Saturday, April 28, 2007

Bush & The Salvation Army

Note: Originally published as a guest editorial in my hometown newspaper, July 2001

My husband and I discussed faith‑based initiatives often since President Bush raised the issue. Our neighbors might call it arguing. What they may not understand is that if one cannot not discuss an issue with passion (a.k.a. volume), it isn't worth discussing in the first place.

It's not that we're on opposite sides of the issue. We're much closer than that. I'm foursquare against it. Separating church from state is good for religious freedom, and even better for the rest of the freedoms we hold dear. I’m not anti religious, I’m anti moral superiority. He is, or more accurately was, neutral on the question. He believed it could be a good thing if handled correctly. Religious institutions can be closer to the people who need services.

What won him over to my position was the Salvation Army document exposed by The Washington Post. The internal and private communique, states they have a "firm commitment" from the White House to help them with a sticky little regulation. In exchange, they would throw their considerable resources to get the Bush faith-based initiatives passed.

The sticky little issue . . . permission to discriminate. In brief, the Salvation Army wants to discriminate against gays and lesbians, usurping the power of those states and the scores of cities that have domestic partner rights and sexual orientation clauses in their anti-discrimination laws.

Churches already have an exemption that allows them to choose employees based on religion. Now supporters of faith‑based social services want to go further. They want to revise an Office of Management and Budget regulation to say that religious charities do not have to provide benefits that are incompatible with their beliefs.

They propose an end‑run around "we the people." If that isn't smarmy enough, it looks like the White House enthusiastically agreed that "this approach would be a better alternative than the legislative process, which is more time‑consuming and more visible."

Yeah, that pesky legislative process set up by Jefferson, Madison and the other framers of our liberty so that "we the people" could make rules ensuring that neither government nor organized religion overly control us. Apparently, the White House and the Salvation Army would rather use slight of hand to accomplish what they could not win in a national debate. This is back door politics at its absolute worst and it stinks worse than day‑old road kill.

We've come to expect this kind of influence pedaling from drug companies and oil barons, whose only God is profit. But from a church? My level of cynicism just shot through the roof.

Is organized religion that corrupt? Where is the cry from the "moral majority" that their congregations are not for sale? Where are Eric Ivers or Daniel Bull's raves on the loss of local control.

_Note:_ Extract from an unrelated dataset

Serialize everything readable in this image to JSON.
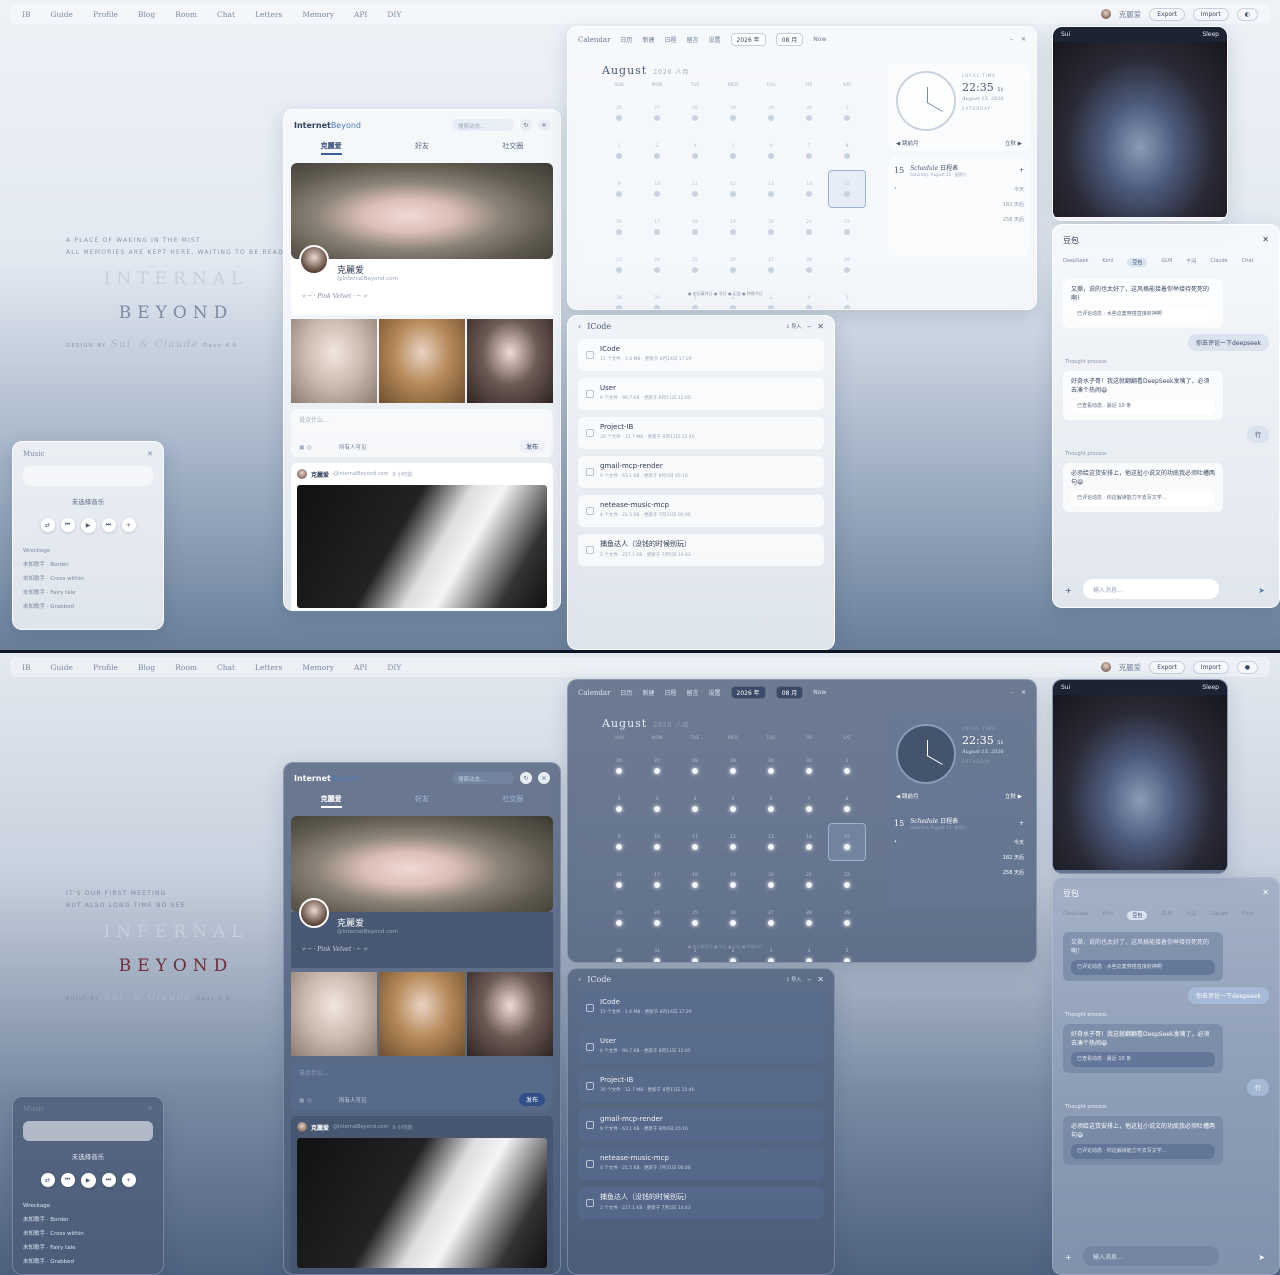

Religious institutions should be building unity and love between people and not lobbying for or endorsing bigotry. It is as much a concern now as it was for our forefathers.

James Madison wrote in 1785,

"What influence in fact have ecclesiastical establishments had on Civil Society?

" . . . in many instances they have been seen upholding the thrones of political tyranny. . . Rulers who wished to subvert the public liberty, may have found an established Clergy convenient auxiliaries. A just Government instituted to secure & perpetuate it needs them not. Such a Government will be best supported by protecting every Citizen in the enjoyment of his Religion with the same equal hand which protects his person and his property; by neither invading the equal rights of any Sect, nor suffering any Sect to invade those of another."

In this country you can't go to jail for merely being a bigot. But, bigotry should not be rewarded with our tax dollars.

1 comment:

Anonymous said...

Funny, I don't remember this. How did I get involved in this diatribe?

Eric Ivers